_Problem to work on_
Reproduce all the data, character for character.

*** Task material ***

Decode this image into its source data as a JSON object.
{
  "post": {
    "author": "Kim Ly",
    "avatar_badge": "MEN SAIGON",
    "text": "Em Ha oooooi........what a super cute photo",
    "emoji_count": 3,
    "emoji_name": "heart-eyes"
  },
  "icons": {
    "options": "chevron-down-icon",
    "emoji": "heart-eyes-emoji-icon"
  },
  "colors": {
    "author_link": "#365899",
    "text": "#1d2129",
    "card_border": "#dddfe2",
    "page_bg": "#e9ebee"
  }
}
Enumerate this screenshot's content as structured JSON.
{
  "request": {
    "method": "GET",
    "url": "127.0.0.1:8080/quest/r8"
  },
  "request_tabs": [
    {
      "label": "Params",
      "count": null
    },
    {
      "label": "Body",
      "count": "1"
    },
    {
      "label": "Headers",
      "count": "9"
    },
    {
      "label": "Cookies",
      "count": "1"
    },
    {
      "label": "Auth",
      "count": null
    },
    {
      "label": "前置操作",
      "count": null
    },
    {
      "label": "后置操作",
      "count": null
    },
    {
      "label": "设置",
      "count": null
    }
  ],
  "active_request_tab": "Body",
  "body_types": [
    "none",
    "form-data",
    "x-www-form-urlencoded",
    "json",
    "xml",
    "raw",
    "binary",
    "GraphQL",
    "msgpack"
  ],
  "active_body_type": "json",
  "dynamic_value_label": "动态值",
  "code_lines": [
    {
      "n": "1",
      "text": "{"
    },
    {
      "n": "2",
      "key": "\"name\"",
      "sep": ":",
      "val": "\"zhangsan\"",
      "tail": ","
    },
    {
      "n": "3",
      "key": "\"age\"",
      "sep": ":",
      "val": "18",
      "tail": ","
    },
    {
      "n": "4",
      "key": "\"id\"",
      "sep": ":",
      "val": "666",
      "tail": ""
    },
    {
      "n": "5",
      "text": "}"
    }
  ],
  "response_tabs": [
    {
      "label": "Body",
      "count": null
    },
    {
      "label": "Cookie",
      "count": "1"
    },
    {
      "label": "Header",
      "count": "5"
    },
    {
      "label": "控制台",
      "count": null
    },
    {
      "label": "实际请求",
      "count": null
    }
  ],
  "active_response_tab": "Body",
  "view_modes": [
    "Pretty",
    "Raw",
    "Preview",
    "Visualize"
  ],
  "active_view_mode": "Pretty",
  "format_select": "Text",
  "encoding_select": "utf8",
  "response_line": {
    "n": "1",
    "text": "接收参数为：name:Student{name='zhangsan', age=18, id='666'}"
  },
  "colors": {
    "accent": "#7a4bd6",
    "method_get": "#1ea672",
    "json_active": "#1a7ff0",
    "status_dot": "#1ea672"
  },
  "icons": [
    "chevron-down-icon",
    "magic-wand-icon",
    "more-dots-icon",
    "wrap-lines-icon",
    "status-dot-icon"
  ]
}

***

_Answer to this problem_
Decode this image into its source data as a JSON object.
{
  "post": {
    "author": "Kim Ly",
    "avatar_badge": "MEN SAIGON",
    "text": "Em Ha oooooi........what a super cute photo",
    "emoji_count": 3,
    "emoji_name": "heart-eyes"
  },
  "icons": {
    "options": "chevron-down-icon",
    "emoji": "heart-eyes-emoji-icon"
  },
  "colors": {
    "author_link": "#365899",
    "text": "#1d2129",
    "card_border": "#dddfe2",
    "page_bg": "#e9ebee"
  }
}
Enumerate this screenshot's content as structured JSON.
{
  "request": {
    "method": "GET",
    "url": "127.0.0.1:8080/quest/r8"
  },
  "request_tabs": [
    {
      "label": "Params",
      "count": null
    },
    {
      "label": "Body",
      "count": "1"
    },
    {
      "label": "Headers",
      "count": "9"
    },
    {
      "label": "Cookies",
      "count": "1"
    },
    {
      "label": "Auth",
      "count": null
    },
    {
      "label": "前置操作",
      "count": null
    },
    {
      "label": "后置操作",
      "count": null
    },
    {
      "label": "设置",
      "count": null
    }
  ],
  "active_request_tab": "Body",
  "body_types": [
    "none",
    "form-data",
    "x-www-form-urlencoded",
    "json",
    "xml",
    "raw",
    "binary",
    "GraphQL",
    "msgpack"
  ],
  "active_body_type": "json",
  "dynamic_value_label": "动态值",
  "code_lines": [
    {
      "n": "1",
      "text": "{"
    },
    {
      "n": "2",
      "key": "\"name\"",
      "sep": ":",
      "val": "\"zhangsan\"",
      "tail": ","
    },
    {
      "n": "3",
      "key": "\"age\"",
      "sep": ":",
      "val": "18",
      "tail": ","
    },
    {
      "n": "4",
      "key": "\"id\"",
      "sep": ":",
      "val": "666",
      "tail": ""
    },
    {
      "n": "5",
      "text": "}"
    }
  ],
  "response_tabs": [
    {
      "label": "Body",
      "count": null
    },
    {
      "label": "Cookie",
      "count": "1"
    },
    {
      "label": "Header",
      "count": "5"
    },
    {
      "label": "控制台",
      "count": null
    },
    {
      "label": "实际请求",
      "count": null
    }
  ],
  "active_response_tab": "Body",
  "view_modes": [
    "Pretty",
    "Raw",
    "Preview",
    "Visualize"
  ],
  "active_view_mode": "Pretty",
  "format_select": "Text",
  "encoding_select": "utf8",
  "response_line": {
    "n": "1",
    "text": "接收参数为：name:Student{name='zhangsan', age=18, id='666'}"
  },
  "colors": {
    "accent": "#7a4bd6",
    "method_get": "#1ea672",
    "json_active": "#1a7ff0",
    "status_dot": "#1ea672"
  },
  "icons": [
    "chevron-down-icon",
    "magic-wand-icon",
    "more-dots-icon",
    "wrap-lines-icon",
    "status-dot-icon"
  ]
}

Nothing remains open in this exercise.